Quote from: davitof on January 09, 2013, 11:08:03 AM... but wouldn't this work only on Pro versions? Do Premium versions of Windows allow to use gpedit now?
Quote from: davitof on January 09, 2013, 10:50:10 AM3dr party: Smart Defrag. Smart Defrag has an option to automatically disable itself when the machine is on battery, but strangely it still shows a balloon tip saying it is running in the background even when I'm on battery. I could try to check, but this is difficult to be sure because Smart Defrag is supposed to wait until I stop doing anything before resuming defragging.

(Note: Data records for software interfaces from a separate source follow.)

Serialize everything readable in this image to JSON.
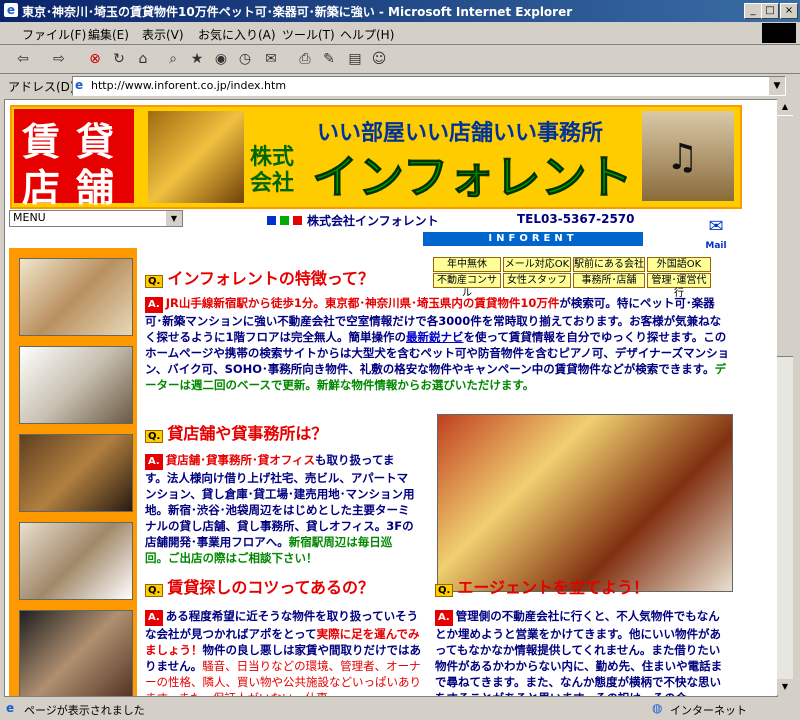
{
  "window": {
    "title": "東京･神奈川･埼玉の賃貸物件10万件ペット可･楽器可･新築に強い - Microsoft Internet Explorer"
  },
  "menu": [
    "ファイル(F)",
    "編集(E)",
    "表示(V)",
    "お気に入り(A)",
    "ツール(T)",
    "ヘルプ(H)"
  ],
  "address": {
    "label": "アドレス(D)",
    "url": "http://www.inforent.co.jp/index.htm"
  },
  "status": {
    "left": "ページが表示されました",
    "right": "インターネット"
  },
  "banner": {
    "kanji": [
      "賃",
      "貸",
      "店",
      "舗"
    ],
    "slogan": "いい部屋いい店舗いい事務所",
    "kaisha": "株式会社",
    "name": "インフォレント"
  },
  "nav": {
    "menu_select": "MENU",
    "company": "株式会社インフォレント",
    "tel": "TEL03-5367-2570",
    "logo_text": "INFORENT",
    "mail": "Mail"
  },
  "features": [
    "年中無休",
    "メール対応OK",
    "駅前にある会社",
    "外国語OK",
    "不動産コンサル",
    "女性スタッフ",
    "事務所･店舗",
    "管理･運営代行"
  ],
  "sections": {
    "s1": {
      "q": "Q.",
      "title": "インフォレントの特徴って？",
      "a": "A.",
      "text1": "JR山手線新宿駅から徒歩1分。東京都･神奈川県･埼玉県内の賃貸物件10万件",
      "text2": "が検索可。特にペット可･楽器可･新築マンションに強い不動産会社で空室情報だけで各3000件を常時取り揃えております。お客様が気兼ねなく探せるように1階フロアは完全無人。簡単操作の",
      "link": "最新鋭ナビ",
      "text3": "を使って賃貸情報を自分でゆっくり探せます。このホームページや携帯の検索サイトからは大型犬を含むペット可や防音物件を含むピアノ可、デザイナーズマンション、バイク可、SOHO･事務所向き物件、礼敷の格安な物件やキャンペーン中の賃貸物件などが検索できます。",
      "text4": "データーは週二回のベースで更新。新鮮な物件情報からお選びいただけます。"
    },
    "s2": {
      "q": "Q.",
      "title": "貸店舗や貸事務所は？",
      "a": "A.",
      "text1": "貸店舗･貸事務所･貸オフィス",
      "text2": "も取り扱ってます。法人様向け借り上げ社宅、売ビル、アパートマンション、貸し倉庫･貸工場･建売用地･マンション用地。新宿･渋谷･池袋周辺をはじめとした主要ターミナルの貸し店舗、貸し事務所、貸しオフィス。3Fの店舗開発･事業用フロアへ。",
      "text3": "新宿駅周辺は毎日巡回。ご出店の際はご相談下さい！"
    },
    "s3": {
      "q": "Q.",
      "title": "賃貸探しのコツってあるの？",
      "a": "A.",
      "text1": "ある程度希望に近そうな物件を取り扱っていそうな会社が見つかればアポをとって",
      "text2": "実際に足を運んでみましょう！",
      "text3": "物件の良し悪しは家賃や間取りだけではありません。",
      "text4": "騒音、日当りなどの環境、管理者、オーナーの性格、隣人、買い物や公共施設などいっぱいあります。また、保証人がいない、仕事"
    },
    "s4": {
      "q": "Q.",
      "title": "エージェントを立てよう！",
      "a": "A.",
      "text1": "管理側の不動産会社に行くと、不人気物件でもなんとか埋めようと営業をかけてきます。他にいい物件があってもなかなか情報提供してくれません。また借りたい物件があるかわからない内に、勤め先、住まいや電話まで尋ねてきます。また、なんか態度が横柄で不快な思いをすることがあると思います。その訳は、その会"
    }
  }
}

Quote from: davitof on January 09, 2013, 10:59:32 AMI guess for most services it is indeed not worth the trouble. But there are exceptions. For example, I think I'd really try to disable my Comodo Firewall because it is doing a lot of access to disk and IMO this is not worth it when I'm not connected. Of course, I'd have to create a special profile "Not connected" because when I'm on battery and surfing via wifi, I definitely want Comodo to be awake!
Quote from: BenYeeHua on January 09, 2013, 12:09:56 PMI wonder why the Firewall need to access the HardDisk?Maybe it is writing the log?

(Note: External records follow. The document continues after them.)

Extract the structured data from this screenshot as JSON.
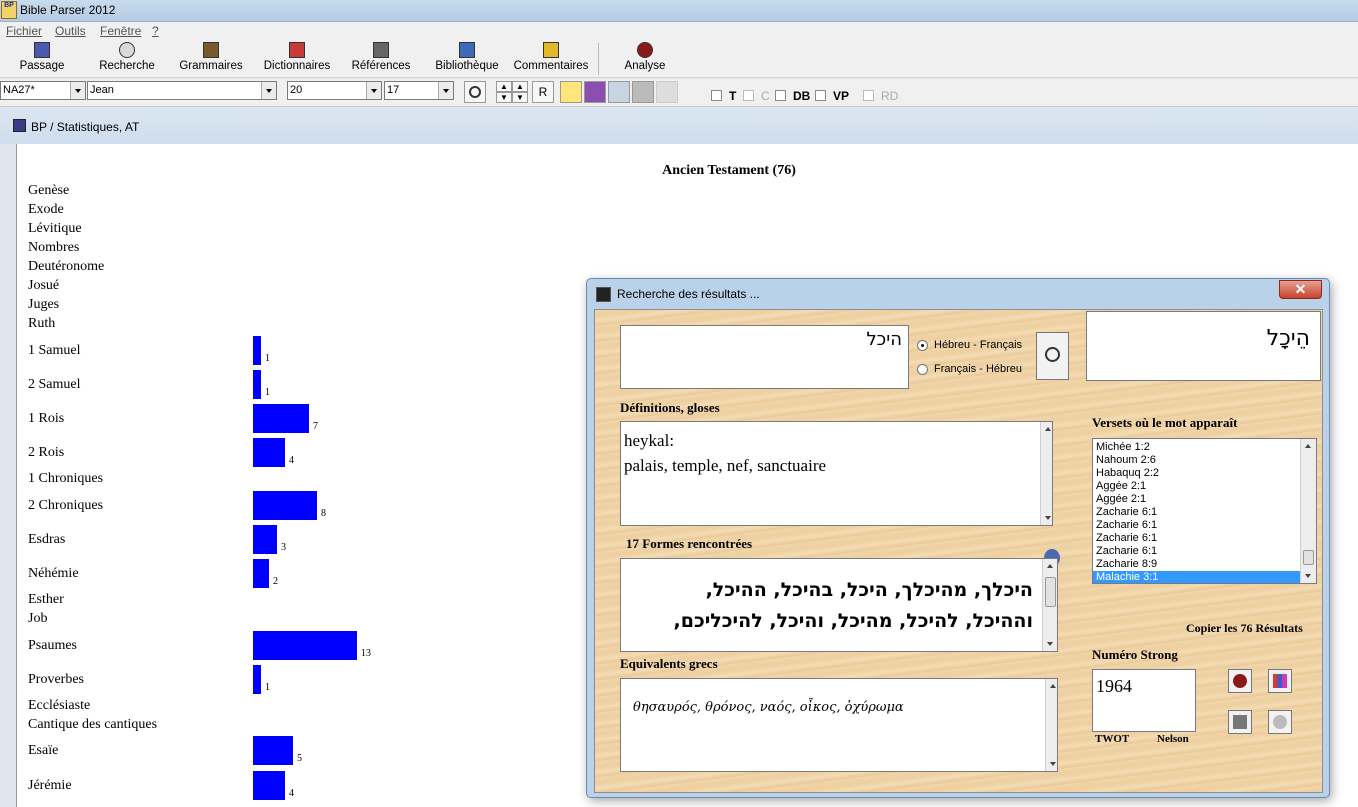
{
  "window": {
    "title": "Bible Parser 2012",
    "icon_text": "BP"
  },
  "menu": [
    {
      "label": "Fichier"
    },
    {
      "label": "Outils"
    },
    {
      "label": "Fenêtre"
    },
    {
      "label": "?"
    }
  ],
  "toolbar": {
    "buttons": [
      {
        "label": "Passage",
        "icon": "passage-icon"
      },
      {
        "label": "Recherche",
        "icon": "search-icon"
      },
      {
        "label": "Grammaires",
        "icon": "grammar-books-icon"
      },
      {
        "label": "Dictionnaires",
        "icon": "dictionary-icon"
      },
      {
        "label": "Références",
        "icon": "references-icon"
      },
      {
        "label": "Bibliothèque",
        "icon": "library-icon"
      },
      {
        "label": "Commentaires",
        "icon": "commentary-icon"
      },
      {
        "label": "Analyse",
        "icon": "analysis-icon"
      }
    ]
  },
  "selectors": {
    "version": "NA27*",
    "book": "Jean",
    "chapter": "20",
    "verse": "17",
    "r_label": "R"
  },
  "checkboxes": [
    {
      "label": "T",
      "enabled": true
    },
    {
      "label": "C",
      "enabled": false
    },
    {
      "label": "DB",
      "enabled": true
    },
    {
      "label": "VP",
      "enabled": true
    },
    {
      "label": "RD",
      "enabled": false
    }
  ],
  "child_window": {
    "title": "BP / Statistiques, AT"
  },
  "chart_data": {
    "type": "bar",
    "orientation": "horizontal",
    "title": "Ancien Testament (76)",
    "color": "#0000ff",
    "categories": [
      "Genèse",
      "Exode",
      "Lévitique",
      "Nombres",
      "Deutéronome",
      "Josué",
      "Juges",
      "Ruth",
      "1 Samuel",
      "2 Samuel",
      "1 Rois",
      "2 Rois",
      "1 Chroniques",
      "2 Chroniques",
      "Esdras",
      "Néhémie",
      "Esther",
      "Job",
      "Psaumes",
      "Proverbes",
      "Ecclésiaste",
      "Cantique des cantiques",
      "Esaïe",
      "Jérémie"
    ],
    "values": [
      0,
      0,
      0,
      0,
      0,
      0,
      0,
      0,
      1,
      1,
      7,
      4,
      0,
      8,
      3,
      2,
      0,
      0,
      13,
      1,
      0,
      0,
      5,
      4
    ]
  },
  "dialog": {
    "title": "Recherche des résultats ...",
    "close_label": "x",
    "search_text": "היכל",
    "radio_options": [
      {
        "label": "Hébreu - Français",
        "checked": true
      },
      {
        "label": "Français - Hébreu",
        "checked": false
      }
    ],
    "word_display": "הֵיכָל",
    "definitions_label": "Définitions, gloses",
    "definitions_text_1": "heykal:",
    "definitions_text_2": "palais, temple, nef, sanctuaire",
    "forms_label": "17 Formes rencontrées",
    "forms_line_1": "היכלך, מהיכלך, היכל, בהיכל, ההיכל,",
    "forms_line_2": "וההיכל, להיכל, מהיכל, והיכל, להיכליכם,",
    "verses_label": "Versets où le mot apparaît",
    "verses": [
      "Michée 1:2",
      "Nahoum 2:6",
      "Habaquq 2:2",
      "Aggée 2:1",
      "Aggée 2:1",
      "Zacharie 6:1",
      "Zacharie 6:1",
      "Zacharie 6:1",
      "Zacharie 6:1",
      "Zacharie 8:9",
      "Malachie 3:1"
    ],
    "selected_verse_index": 10,
    "copy_label": "Copier les 76 Résultats",
    "greek_label": "Equivalents grecs",
    "greek_text": "θησαυρός, θρόνος, ναός, οἶκος, ὀχύρωμα",
    "strong_label": "Numéro Strong",
    "strong_number": "1964",
    "twot_label": "TWOT",
    "nelson_label": "Nelson"
  }
}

Quote from: davitof on January 09, 2013, 12:59:16 PMBecause the firewall developers are putting more and more antivirus-like functions in their firewalls. Just as some antivirus developers are including firewall-like functions in their application (I am thinking of Avast here). I am not saying this is a good thing. I disabled all the "antivirus" functions of Comodo I could, but it still scans my disk and eats a lot of CPU at times. I am thinking of switching to another firewall, I feel Comodo is getting to heavy on my system. But this is getting OT.Yes, the log might be part of it, but I don't see what log it would have to write when I am not connected ;-)